- _Data excerpts_:
========
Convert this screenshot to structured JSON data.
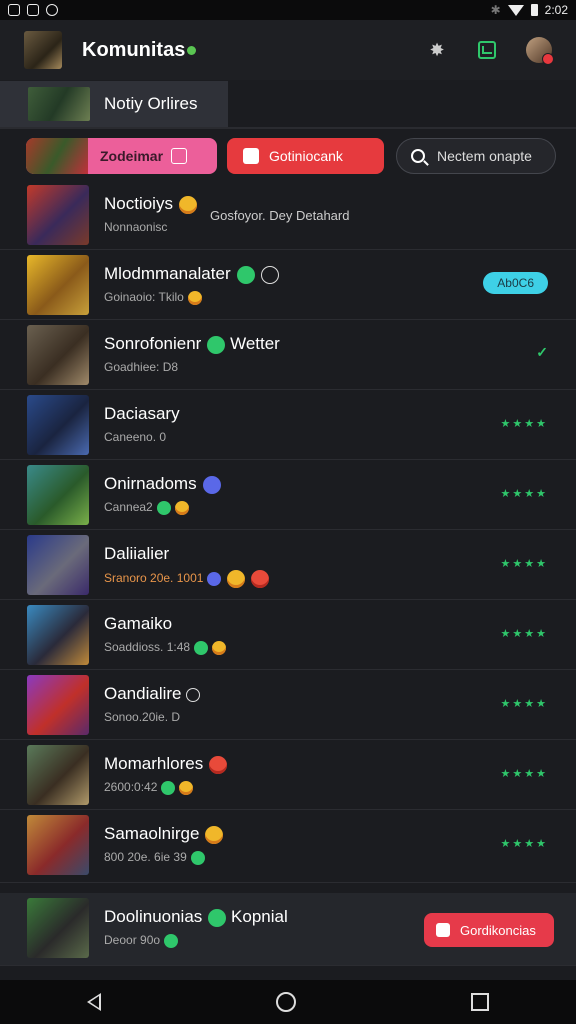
{
  "status_bar": {
    "time": "2:02"
  },
  "app_bar": {
    "title": "Komunitas"
  },
  "section_tab": {
    "label": "Notiy Orlires"
  },
  "chips": [
    {
      "label": "Zodeimar"
    },
    {
      "label": "Gotiniocank"
    },
    {
      "label": "Nectem onapte"
    }
  ],
  "rows": [
    {
      "name": "Noctioiys",
      "sub": "Nonnaonisc",
      "note": "Gosfoyor. Dey Detahard"
    },
    {
      "name": "Mlodmmanalater",
      "sub": "Goinaoio: Tkilo",
      "right": "Ab0C6"
    },
    {
      "name": "Sonrofonienr",
      "name_suffix": "Wetter",
      "sub": "Goadhiee: D8"
    },
    {
      "name": "Daciasary",
      "sub": "Caneeno. 0"
    },
    {
      "name": "Onirnadoms",
      "sub": "Cannea2"
    },
    {
      "name": "Daliialier",
      "sub": "Sranoro 20e. 1001"
    },
    {
      "name": "Gamaiko",
      "sub": "Soaddioss. 1:48"
    },
    {
      "name": "Oandialire",
      "sub": "Sonoo.20ie. D"
    },
    {
      "name": "Momarhlores",
      "sub": "2600:0:42"
    },
    {
      "name": "Samaolnirge",
      "sub": "800 20e.  6ie 39"
    }
  ],
  "bottom_row": {
    "name": "Doolinuonias",
    "name_suffix": "Kopnial",
    "sub": "Deoor 90o",
    "button": "Gordikoncias"
  },
  "colors": {
    "accent_green": "#2fc76b",
    "accent_red": "#e63a3e",
    "accent_pink": "#ec5f9a",
    "accent_cyan": "#3ed0e6",
    "background": "#1b1c20"
  }
}
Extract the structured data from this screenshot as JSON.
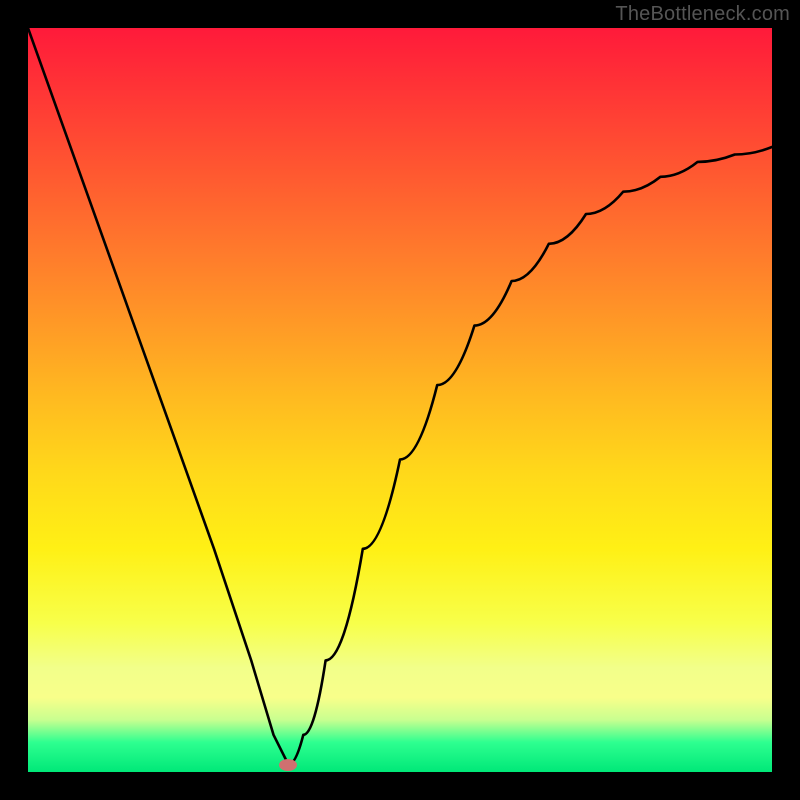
{
  "watermark": "TheBottleneck.com",
  "colors": {
    "frame": "#000000",
    "curve": "#000000",
    "marker": "#d07070",
    "gradient_top": "#ff1a3a",
    "gradient_bottom": "#00e878"
  },
  "chart_data": {
    "type": "line",
    "title": "",
    "xlabel": "",
    "ylabel": "",
    "xlim": [
      0,
      100
    ],
    "ylim": [
      0,
      100
    ],
    "grid": false,
    "legend": false,
    "annotations": [
      "TheBottleneck.com"
    ],
    "description": "V-shaped bottleneck curve over vertical red-to-green gradient. Minimum near x≈35. Left branch nearly straight from top-left to minimum; right branch rises concavely toward upper-right.",
    "series": [
      {
        "name": "bottleneck-curve",
        "x": [
          0,
          5,
          10,
          15,
          20,
          25,
          30,
          33,
          35,
          37,
          40,
          45,
          50,
          55,
          60,
          65,
          70,
          75,
          80,
          85,
          90,
          95,
          100
        ],
        "y": [
          100,
          86,
          72,
          58,
          44,
          30,
          15,
          5,
          1,
          5,
          15,
          30,
          42,
          52,
          60,
          66,
          71,
          75,
          78,
          80,
          82,
          83,
          84
        ]
      }
    ],
    "optimum_marker": {
      "x": 35,
      "y": 1
    }
  }
}
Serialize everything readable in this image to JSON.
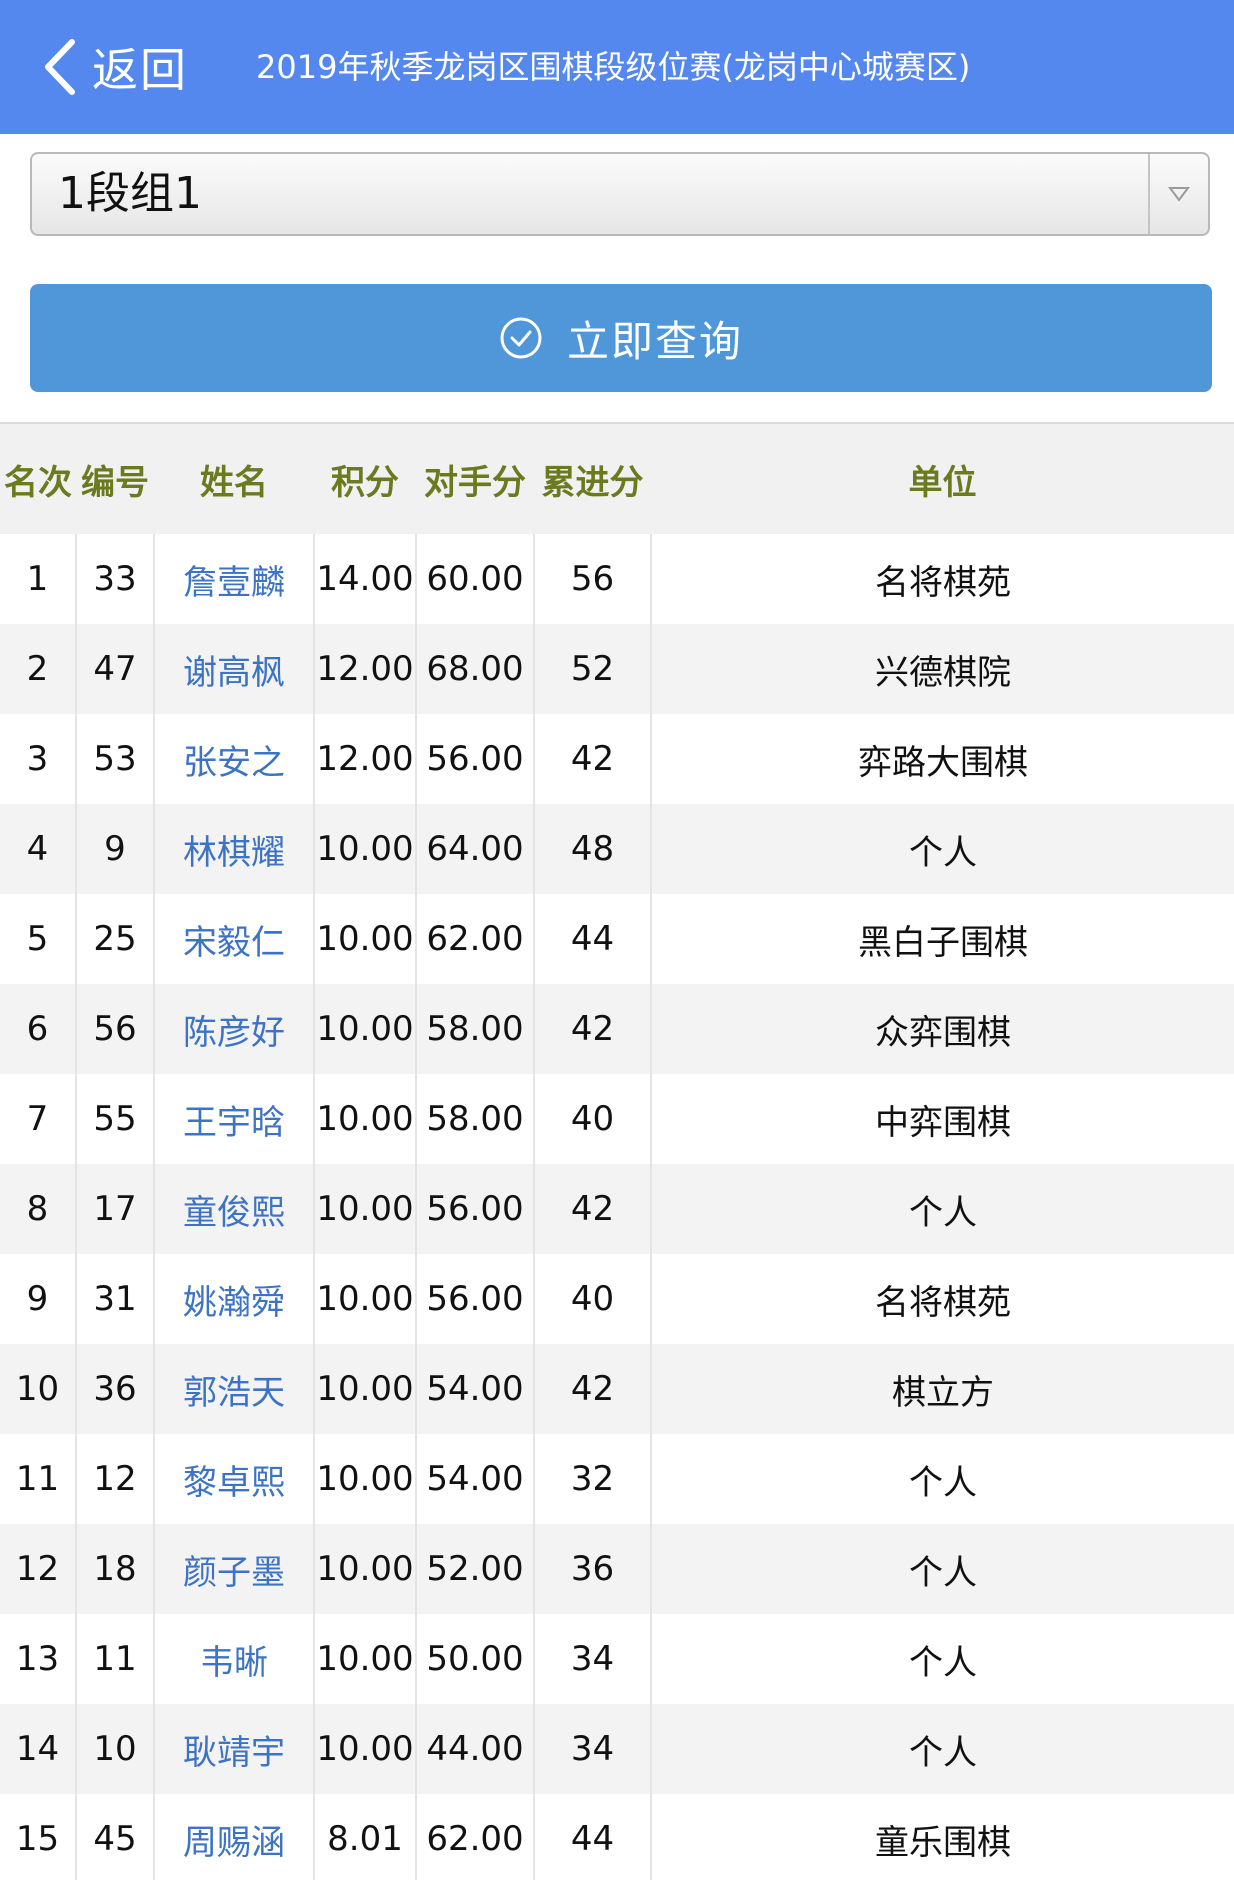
{
  "header": {
    "back_label": "返回",
    "title": "2019年秋季龙岗区围棋段级位赛(龙岗中心城赛区)"
  },
  "filter": {
    "selected_group": "1段组1"
  },
  "query_button": {
    "label": "立即查询"
  },
  "table": {
    "columns": [
      "名次",
      "编号",
      "姓名",
      "积分",
      "对手分",
      "累进分",
      "单位"
    ],
    "rows": [
      {
        "rank": "1",
        "id": "33",
        "name": "詹壹麟",
        "score": "14.00",
        "opp": "60.00",
        "prog": "56",
        "unit": "名将棋苑"
      },
      {
        "rank": "2",
        "id": "47",
        "name": "谢高枫",
        "score": "12.00",
        "opp": "68.00",
        "prog": "52",
        "unit": "兴德棋院"
      },
      {
        "rank": "3",
        "id": "53",
        "name": "张安之",
        "score": "12.00",
        "opp": "56.00",
        "prog": "42",
        "unit": "弈路大围棋"
      },
      {
        "rank": "4",
        "id": "9",
        "name": "林棋耀",
        "score": "10.00",
        "opp": "64.00",
        "prog": "48",
        "unit": "个人"
      },
      {
        "rank": "5",
        "id": "25",
        "name": "宋毅仁",
        "score": "10.00",
        "opp": "62.00",
        "prog": "44",
        "unit": "黑白子围棋"
      },
      {
        "rank": "6",
        "id": "56",
        "name": "陈彦好",
        "score": "10.00",
        "opp": "58.00",
        "prog": "42",
        "unit": "众弈围棋"
      },
      {
        "rank": "7",
        "id": "55",
        "name": "王宇晗",
        "score": "10.00",
        "opp": "58.00",
        "prog": "40",
        "unit": "中弈围棋"
      },
      {
        "rank": "8",
        "id": "17",
        "name": "童俊熙",
        "score": "10.00",
        "opp": "56.00",
        "prog": "42",
        "unit": "个人"
      },
      {
        "rank": "9",
        "id": "31",
        "name": "姚瀚舜",
        "score": "10.00",
        "opp": "56.00",
        "prog": "40",
        "unit": "名将棋苑"
      },
      {
        "rank": "10",
        "id": "36",
        "name": "郭浩天",
        "score": "10.00",
        "opp": "54.00",
        "prog": "42",
        "unit": "棋立方"
      },
      {
        "rank": "11",
        "id": "12",
        "name": "黎卓熙",
        "score": "10.00",
        "opp": "54.00",
        "prog": "32",
        "unit": "个人"
      },
      {
        "rank": "12",
        "id": "18",
        "name": "颜子墨",
        "score": "10.00",
        "opp": "52.00",
        "prog": "36",
        "unit": "个人"
      },
      {
        "rank": "13",
        "id": "11",
        "name": "韦晰",
        "score": "10.00",
        "opp": "50.00",
        "prog": "34",
        "unit": "个人"
      },
      {
        "rank": "14",
        "id": "10",
        "name": "耿靖宇",
        "score": "10.00",
        "opp": "44.00",
        "prog": "34",
        "unit": "个人"
      },
      {
        "rank": "15",
        "id": "45",
        "name": "周赐涵",
        "score": "8.01",
        "opp": "62.00",
        "prog": "44",
        "unit": "童乐围棋"
      }
    ]
  },
  "colors": {
    "header_bg": "#5588ee",
    "button_bg": "#4f97d9",
    "column_header_text": "#6b7a1f",
    "name_link": "#3d73c4"
  },
  "icons": {
    "back": "chevron-left-icon",
    "dropdown": "triangle-down-icon",
    "query": "check-circle-icon"
  }
}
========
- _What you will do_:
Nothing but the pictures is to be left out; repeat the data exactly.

- _Exercise answer_:
Convert this screenshot to structured JSON data.
{
  "status_bar": {
    "time": "2:02"
  },
  "app_bar": {
    "title": "Komunitas"
  },
  "section_tab": {
    "label": "Notiy Orlires"
  },
  "chips": [
    {
      "label": "Zodeimar"
    },
    {
      "label": "Gotiniocank"
    },
    {
      "label": "Nectem onapte"
    }
  ],
  "rows": [
    {
      "name": "Noctioiys",
      "sub": "Nonnaonisc",
      "note": "Gosfoyor. Dey Detahard"
    },
    {
      "name": "Mlodmmanalater",
      "sub": "Goinaoio: Tkilo",
      "right": "Ab0C6"
    },
    {
      "name": "Sonrofonienr",
      "name_suffix": "Wetter",
      "sub": "Goadhiee: D8"
    },
    {
      "name": "Daciasary",
      "sub": "Caneeno. 0"
    },
    {
      "name": "Onirnadoms",
      "sub": "Cannea2"
    },
    {
      "name": "Daliialier",
      "sub": "Sranoro 20e. 1001"
    },
    {
      "name": "Gamaiko",
      "sub": "Soaddioss. 1:48"
    },
    {
      "name": "Oandialire",
      "sub": "Sonoo.20ie. D"
    },
    {
      "name": "Momarhlores",
      "sub": "2600:0:42"
    },
    {
      "name": "Samaolnirge",
      "sub": "800 20e.  6ie 39"
    }
  ],
  "bottom_row": {
    "name": "Doolinuonias",
    "name_suffix": "Kopnial",
    "sub": "Deoor 90o",
    "button": "Gordikoncias"
  },
  "colors": {
    "accent_green": "#2fc76b",
    "accent_red": "#e63a3e",
    "accent_pink": "#ec5f9a",
    "accent_cyan": "#3ed0e6",
    "background": "#1b1c20"
  }
}
Extract the structured data from this screenshot as JSON.
{
  "watermark": "TheBottleneck.com",
  "colors": {
    "frame": "#000000",
    "curve": "#000000",
    "marker": "#d07070",
    "gradient_top": "#ff1a3a",
    "gradient_bottom": "#00e878"
  },
  "chart_data": {
    "type": "line",
    "title": "",
    "xlabel": "",
    "ylabel": "",
    "xlim": [
      0,
      100
    ],
    "ylim": [
      0,
      100
    ],
    "grid": false,
    "legend": false,
    "annotations": [
      "TheBottleneck.com"
    ],
    "description": "V-shaped bottleneck curve over vertical red-to-green gradient. Minimum near x≈35. Left branch nearly straight from top-left to minimum; right branch rises concavely toward upper-right.",
    "series": [
      {
        "name": "bottleneck-curve",
        "x": [
          0,
          5,
          10,
          15,
          20,
          25,
          30,
          33,
          35,
          37,
          40,
          45,
          50,
          55,
          60,
          65,
          70,
          75,
          80,
          85,
          90,
          95,
          100
        ],
        "y": [
          100,
          86,
          72,
          58,
          44,
          30,
          15,
          5,
          1,
          5,
          15,
          30,
          42,
          52,
          60,
          66,
          71,
          75,
          78,
          80,
          82,
          83,
          84
        ]
      }
    ],
    "optimum_marker": {
      "x": 35,
      "y": 1
    }
  }
}
Serialize everything readable in this image to JSON.
{
  "header": {
    "back_label": "返回",
    "title": "2019年秋季龙岗区围棋段级位赛(龙岗中心城赛区)"
  },
  "filter": {
    "selected_group": "1段组1"
  },
  "query_button": {
    "label": "立即查询"
  },
  "table": {
    "columns": [
      "名次",
      "编号",
      "姓名",
      "积分",
      "对手分",
      "累进分",
      "单位"
    ],
    "rows": [
      {
        "rank": "1",
        "id": "33",
        "name": "詹壹麟",
        "score": "14.00",
        "opp": "60.00",
        "prog": "56",
        "unit": "名将棋苑"
      },
      {
        "rank": "2",
        "id": "47",
        "name": "谢高枫",
        "score": "12.00",
        "opp": "68.00",
        "prog": "52",
        "unit": "兴德棋院"
      },
      {
        "rank": "3",
        "id": "53",
        "name": "张安之",
        "score": "12.00",
        "opp": "56.00",
        "prog": "42",
        "unit": "弈路大围棋"
      },
      {
        "rank": "4",
        "id": "9",
        "name": "林棋耀",
        "score": "10.00",
        "opp": "64.00",
        "prog": "48",
        "unit": "个人"
      },
      {
        "rank": "5",
        "id": "25",
        "name": "宋毅仁",
        "score": "10.00",
        "opp": "62.00",
        "prog": "44",
        "unit": "黑白子围棋"
      },
      {
        "rank": "6",
        "id": "56",
        "name": "陈彦好",
        "score": "10.00",
        "opp": "58.00",
        "prog": "42",
        "unit": "众弈围棋"
      },
      {
        "rank": "7",
        "id": "55",
        "name": "王宇晗",
        "score": "10.00",
        "opp": "58.00",
        "prog": "40",
        "unit": "中弈围棋"
      },
      {
        "rank": "8",
        "id": "17",
        "name": "童俊熙",
        "score": "10.00",
        "opp": "56.00",
        "prog": "42",
        "unit": "个人"
      },
      {
        "rank": "9",
        "id": "31",
        "name": "姚瀚舜",
        "score": "10.00",
        "opp": "56.00",
        "prog": "40",
        "unit": "名将棋苑"
      },
      {
        "rank": "10",
        "id": "36",
        "name": "郭浩天",
        "score": "10.00",
        "opp": "54.00",
        "prog": "42",
        "unit": "棋立方"
      },
      {
        "rank": "11",
        "id": "12",
        "name": "黎卓熙",
        "score": "10.00",
        "opp": "54.00",
        "prog": "32",
        "unit": "个人"
      },
      {
        "rank": "12",
        "id": "18",
        "name": "颜子墨",
        "score": "10.00",
        "opp": "52.00",
        "prog": "36",
        "unit": "个人"
      },
      {
        "rank": "13",
        "id": "11",
        "name": "韦晰",
        "score": "10.00",
        "opp": "50.00",
        "prog": "34",
        "unit": "个人"
      },
      {
        "rank": "14",
        "id": "10",
        "name": "耿靖宇",
        "score": "10.00",
        "opp": "44.00",
        "prog": "34",
        "unit": "个人"
      },
      {
        "rank": "15",
        "id": "45",
        "name": "周赐涵",
        "score": "8.01",
        "opp": "62.00",
        "prog": "44",
        "unit": "童乐围棋"
      }
    ]
  },
  "colors": {
    "header_bg": "#5588ee",
    "button_bg": "#4f97d9",
    "column_header_text": "#6b7a1f",
    "name_link": "#3d73c4"
  },
  "icons": {
    "back": "chevron-left-icon",
    "dropdown": "triangle-down-icon",
    "query": "check-circle-icon"
  }
}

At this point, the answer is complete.